───── RECORDS SUPPLIED ─────
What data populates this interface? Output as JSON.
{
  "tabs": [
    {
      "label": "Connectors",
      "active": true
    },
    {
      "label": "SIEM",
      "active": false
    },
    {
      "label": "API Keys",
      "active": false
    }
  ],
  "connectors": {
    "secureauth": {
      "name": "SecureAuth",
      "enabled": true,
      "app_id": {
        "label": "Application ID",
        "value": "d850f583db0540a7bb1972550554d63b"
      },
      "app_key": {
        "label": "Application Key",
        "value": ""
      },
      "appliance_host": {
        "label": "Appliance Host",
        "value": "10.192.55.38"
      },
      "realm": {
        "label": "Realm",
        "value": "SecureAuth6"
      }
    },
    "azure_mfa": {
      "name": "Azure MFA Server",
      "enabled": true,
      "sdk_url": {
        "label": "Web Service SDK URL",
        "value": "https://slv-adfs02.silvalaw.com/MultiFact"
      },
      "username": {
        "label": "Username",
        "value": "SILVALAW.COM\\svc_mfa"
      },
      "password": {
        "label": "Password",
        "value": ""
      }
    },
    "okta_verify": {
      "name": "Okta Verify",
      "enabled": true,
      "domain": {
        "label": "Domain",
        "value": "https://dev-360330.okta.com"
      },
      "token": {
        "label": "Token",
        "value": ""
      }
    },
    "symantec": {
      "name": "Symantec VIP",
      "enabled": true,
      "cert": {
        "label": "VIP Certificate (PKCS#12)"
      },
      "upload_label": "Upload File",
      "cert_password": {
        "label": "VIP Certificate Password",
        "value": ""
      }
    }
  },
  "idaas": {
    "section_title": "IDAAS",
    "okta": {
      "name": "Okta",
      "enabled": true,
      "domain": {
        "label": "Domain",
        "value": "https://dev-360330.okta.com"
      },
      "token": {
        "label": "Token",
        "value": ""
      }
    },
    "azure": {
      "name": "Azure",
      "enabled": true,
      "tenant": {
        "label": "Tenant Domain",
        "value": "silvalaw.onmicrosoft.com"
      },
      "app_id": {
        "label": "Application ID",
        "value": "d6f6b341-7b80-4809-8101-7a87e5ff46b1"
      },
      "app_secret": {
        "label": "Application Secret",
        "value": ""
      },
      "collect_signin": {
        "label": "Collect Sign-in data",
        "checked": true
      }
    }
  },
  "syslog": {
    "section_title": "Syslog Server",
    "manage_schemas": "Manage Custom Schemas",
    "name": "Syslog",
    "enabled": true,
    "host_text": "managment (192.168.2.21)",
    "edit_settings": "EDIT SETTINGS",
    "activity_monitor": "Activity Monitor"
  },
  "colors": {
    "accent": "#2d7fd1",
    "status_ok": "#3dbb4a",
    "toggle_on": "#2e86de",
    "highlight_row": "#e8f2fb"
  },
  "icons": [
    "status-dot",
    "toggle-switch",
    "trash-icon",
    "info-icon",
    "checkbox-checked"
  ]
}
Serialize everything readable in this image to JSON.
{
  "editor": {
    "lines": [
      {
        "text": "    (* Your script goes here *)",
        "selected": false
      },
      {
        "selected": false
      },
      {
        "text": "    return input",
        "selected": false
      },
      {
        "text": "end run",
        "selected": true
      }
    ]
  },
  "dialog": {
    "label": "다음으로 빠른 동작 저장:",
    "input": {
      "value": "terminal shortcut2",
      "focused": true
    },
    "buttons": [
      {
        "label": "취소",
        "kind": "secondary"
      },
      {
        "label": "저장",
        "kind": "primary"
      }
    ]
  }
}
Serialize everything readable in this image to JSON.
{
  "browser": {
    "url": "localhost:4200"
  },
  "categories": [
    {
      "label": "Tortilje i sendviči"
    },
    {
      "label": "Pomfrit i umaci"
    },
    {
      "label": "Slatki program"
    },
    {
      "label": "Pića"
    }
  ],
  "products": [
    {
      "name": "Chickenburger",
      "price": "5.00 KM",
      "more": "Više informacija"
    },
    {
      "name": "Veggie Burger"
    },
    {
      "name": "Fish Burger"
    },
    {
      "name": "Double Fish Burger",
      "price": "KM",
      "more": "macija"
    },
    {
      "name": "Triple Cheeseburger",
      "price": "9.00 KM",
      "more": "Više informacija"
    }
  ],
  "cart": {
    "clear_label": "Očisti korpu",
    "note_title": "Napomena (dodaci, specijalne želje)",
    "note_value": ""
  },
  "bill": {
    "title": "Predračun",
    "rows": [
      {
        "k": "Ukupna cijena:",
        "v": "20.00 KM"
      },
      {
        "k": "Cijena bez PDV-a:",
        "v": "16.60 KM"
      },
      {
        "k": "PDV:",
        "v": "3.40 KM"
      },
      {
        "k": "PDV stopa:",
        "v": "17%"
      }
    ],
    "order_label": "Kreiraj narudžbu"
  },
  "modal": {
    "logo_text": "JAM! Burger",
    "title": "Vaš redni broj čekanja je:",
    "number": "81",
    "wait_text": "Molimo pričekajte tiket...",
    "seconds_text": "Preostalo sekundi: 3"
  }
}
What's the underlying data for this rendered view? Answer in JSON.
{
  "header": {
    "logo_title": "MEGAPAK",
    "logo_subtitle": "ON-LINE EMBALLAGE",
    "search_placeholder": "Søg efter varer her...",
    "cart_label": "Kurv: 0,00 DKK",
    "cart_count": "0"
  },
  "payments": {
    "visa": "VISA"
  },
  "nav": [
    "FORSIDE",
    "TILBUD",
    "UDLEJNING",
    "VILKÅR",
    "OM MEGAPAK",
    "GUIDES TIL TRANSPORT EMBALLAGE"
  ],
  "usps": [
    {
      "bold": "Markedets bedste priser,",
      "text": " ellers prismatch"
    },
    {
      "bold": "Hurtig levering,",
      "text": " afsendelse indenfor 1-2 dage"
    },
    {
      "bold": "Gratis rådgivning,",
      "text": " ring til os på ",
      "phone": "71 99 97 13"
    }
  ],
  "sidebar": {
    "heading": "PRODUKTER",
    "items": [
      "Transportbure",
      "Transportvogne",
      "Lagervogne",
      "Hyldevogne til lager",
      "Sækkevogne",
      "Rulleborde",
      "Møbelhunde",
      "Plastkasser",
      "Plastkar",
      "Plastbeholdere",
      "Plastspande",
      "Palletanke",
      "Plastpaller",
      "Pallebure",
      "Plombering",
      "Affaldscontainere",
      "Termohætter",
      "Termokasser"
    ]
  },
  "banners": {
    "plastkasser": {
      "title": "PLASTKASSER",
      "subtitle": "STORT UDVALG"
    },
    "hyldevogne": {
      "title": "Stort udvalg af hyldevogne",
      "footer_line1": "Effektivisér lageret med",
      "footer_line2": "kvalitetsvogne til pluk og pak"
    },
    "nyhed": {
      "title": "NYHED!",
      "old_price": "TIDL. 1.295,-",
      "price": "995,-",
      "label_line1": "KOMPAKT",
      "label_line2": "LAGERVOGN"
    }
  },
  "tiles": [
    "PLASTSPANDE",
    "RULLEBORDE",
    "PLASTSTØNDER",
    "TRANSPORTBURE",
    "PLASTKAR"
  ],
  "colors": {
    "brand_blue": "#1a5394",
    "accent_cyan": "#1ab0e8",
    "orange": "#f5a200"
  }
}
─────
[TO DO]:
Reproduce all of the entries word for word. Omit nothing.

[ANSWER]:
What data populates this interface? Output as JSON.
{
  "tabs": [
    {
      "label": "Connectors",
      "active": true
    },
    {
      "label": "SIEM",
      "active": false
    },
    {
      "label": "API Keys",
      "active": false
    }
  ],
  "connectors": {
    "secureauth": {
      "name": "SecureAuth",
      "enabled": true,
      "app_id": {
        "label": "Application ID",
        "value": "d850f583db0540a7bb1972550554d63b"
      },
      "app_key": {
        "label": "Application Key",
        "value": ""
      },
      "appliance_host": {
        "label": "Appliance Host",
        "value": "10.192.55.38"
      },
      "realm": {
        "label": "Realm",
        "value": "SecureAuth6"
      }
    },
    "azure_mfa": {
      "name": "Azure MFA Server",
      "enabled": true,
      "sdk_url": {
        "label": "Web Service SDK URL",
        "value": "https://slv-adfs02.silvalaw.com/MultiFact"
      },
      "username": {
        "label": "Username",
        "value": "SILVALAW.COM\\svc_mfa"
      },
      "password": {
        "label": "Password",
        "value": ""
      }
    },
    "okta_verify": {
      "name": "Okta Verify",
      "enabled": true,
      "domain": {
        "label": "Domain",
        "value": "https://dev-360330.okta.com"
      },
      "token": {
        "label": "Token",
        "value": ""
      }
    },
    "symantec": {
      "name": "Symantec VIP",
      "enabled": true,
      "cert": {
        "label": "VIP Certificate (PKCS#12)"
      },
      "upload_label": "Upload File",
      "cert_password": {
        "label": "VIP Certificate Password",
        "value": ""
      }
    }
  },
  "idaas": {
    "section_title": "IDAAS",
    "okta": {
      "name": "Okta",
      "enabled": true,
      "domain": {
        "label": "Domain",
        "value": "https://dev-360330.okta.com"
      },
      "token": {
        "label": "Token",
        "value": ""
      }
    },
    "azure": {
      "name": "Azure",
      "enabled": true,
      "tenant": {
        "label": "Tenant Domain",
        "value": "silvalaw.onmicrosoft.com"
      },
      "app_id": {
        "label": "Application ID",
        "value": "d6f6b341-7b80-4809-8101-7a87e5ff46b1"
      },
      "app_secret": {
        "label": "Application Secret",
        "value": ""
      },
      "collect_signin": {
        "label": "Collect Sign-in data",
        "checked": true
      }
    }
  },
  "syslog": {
    "section_title": "Syslog Server",
    "manage_schemas": "Manage Custom Schemas",
    "name": "Syslog",
    "enabled": true,
    "host_text": "managment (192.168.2.21)",
    "edit_settings": "EDIT SETTINGS",
    "activity_monitor": "Activity Monitor"
  },
  "colors": {
    "accent": "#2d7fd1",
    "status_ok": "#3dbb4a",
    "toggle_on": "#2e86de",
    "highlight_row": "#e8f2fb"
  },
  "icons": [
    "status-dot",
    "toggle-switch",
    "trash-icon",
    "info-icon",
    "checkbox-checked"
  ]
}
Serialize everything readable in this image to JSON.
{
  "editor": {
    "lines": [
      {
        "text": "    (* Your script goes here *)",
        "selected": false
      },
      {
        "selected": false
      },
      {
        "text": "    return input",
        "selected": false
      },
      {
        "text": "end run",
        "selected": true
      }
    ]
  },
  "dialog": {
    "label": "다음으로 빠른 동작 저장:",
    "input": {
      "value": "terminal shortcut2",
      "focused": true
    },
    "buttons": [
      {
        "label": "취소",
        "kind": "secondary"
      },
      {
        "label": "저장",
        "kind": "primary"
      }
    ]
  }
}
Serialize everything readable in this image to JSON.
{
  "browser": {
    "url": "localhost:4200"
  },
  "categories": [
    {
      "label": "Tortilje i sendviči"
    },
    {
      "label": "Pomfrit i umaci"
    },
    {
      "label": "Slatki program"
    },
    {
      "label": "Pića"
    }
  ],
  "products": [
    {
      "name": "Chickenburger",
      "price": "5.00 KM",
      "more": "Više informacija"
    },
    {
      "name": "Veggie Burger"
    },
    {
      "name": "Fish Burger"
    },
    {
      "name": "Double Fish Burger",
      "price": "KM",
      "more": "macija"
    },
    {
      "name": "Triple Cheeseburger",
      "price": "9.00 KM",
      "more": "Više informacija"
    }
  ],
  "cart": {
    "clear_label": "Očisti korpu",
    "note_title": "Napomena (dodaci, specijalne želje)",
    "note_value": ""
  },
  "bill": {
    "title": "Predračun",
    "rows": [
      {
        "k": "Ukupna cijena:",
        "v": "20.00 KM"
      },
      {
        "k": "Cijena bez PDV-a:",
        "v": "16.60 KM"
      },
      {
        "k": "PDV:",
        "v": "3.40 KM"
      },
      {
        "k": "PDV stopa:",
        "v": "17%"
      }
    ],
    "order_label": "Kreiraj narudžbu"
  },
  "modal": {
    "logo_text": "JAM! Burger",
    "title": "Vaš redni broj čekanja je:",
    "number": "81",
    "wait_text": "Molimo pričekajte tiket...",
    "seconds_text": "Preostalo sekundi: 3"
  }
}
What's the underlying data for this rendered view? Answer in JSON.
{
  "header": {
    "logo_title": "MEGAPAK",
    "logo_subtitle": "ON-LINE EMBALLAGE",
    "search_placeholder": "Søg efter varer her...",
    "cart_label": "Kurv: 0,00 DKK",
    "cart_count": "0"
  },
  "payments": {
    "visa": "VISA"
  },
  "nav": [
    "FORSIDE",
    "TILBUD",
    "UDLEJNING",
    "VILKÅR",
    "OM MEGAPAK",
    "GUIDES TIL TRANSPORT EMBALLAGE"
  ],
  "usps": [
    {
      "bold": "Markedets bedste priser,",
      "text": " ellers prismatch"
    },
    {
      "bold": "Hurtig levering,",
      "text": " afsendelse indenfor 1-2 dage"
    },
    {
      "bold": "Gratis rådgivning,",
      "text": " ring til os på ",
      "phone": "71 99 97 13"
    }
  ],
  "sidebar": {
    "heading": "PRODUKTER",
    "items": [
      "Transportbure",
      "Transportvogne",
      "Lagervogne",
      "Hyldevogne til lager",
      "Sækkevogne",
      "Rulleborde",
      "Møbelhunde",
      "Plastkasser",
      "Plastkar",
      "Plastbeholdere",
      "Plastspande",
      "Palletanke",
      "Plastpaller",
      "Pallebure",
      "Plombering",
      "Affaldscontainere",
      "Termohætter",
      "Termokasser"
    ]
  },
  "banners": {
    "plastkasser": {
      "title": "PLASTKASSER",
      "subtitle": "STORT UDVALG"
    },
    "hyldevogne": {
      "title": "Stort udvalg af hyldevogne",
      "footer_line1": "Effektivisér lageret med",
      "footer_line2": "kvalitetsvogne til pluk og pak"
    },
    "nyhed": {
      "title": "NYHED!",
      "old_price": "TIDL. 1.295,-",
      "price": "995,-",
      "label_line1": "KOMPAKT",
      "label_line2": "LAGERVOGN"
    }
  },
  "tiles": [
    "PLASTSPANDE",
    "RULLEBORDE",
    "PLASTSTØNDER",
    "TRANSPORTBURE",
    "PLASTKAR"
  ],
  "colors": {
    "brand_blue": "#1a5394",
    "accent_cyan": "#1ab0e8",
    "orange": "#f5a200"
  }
}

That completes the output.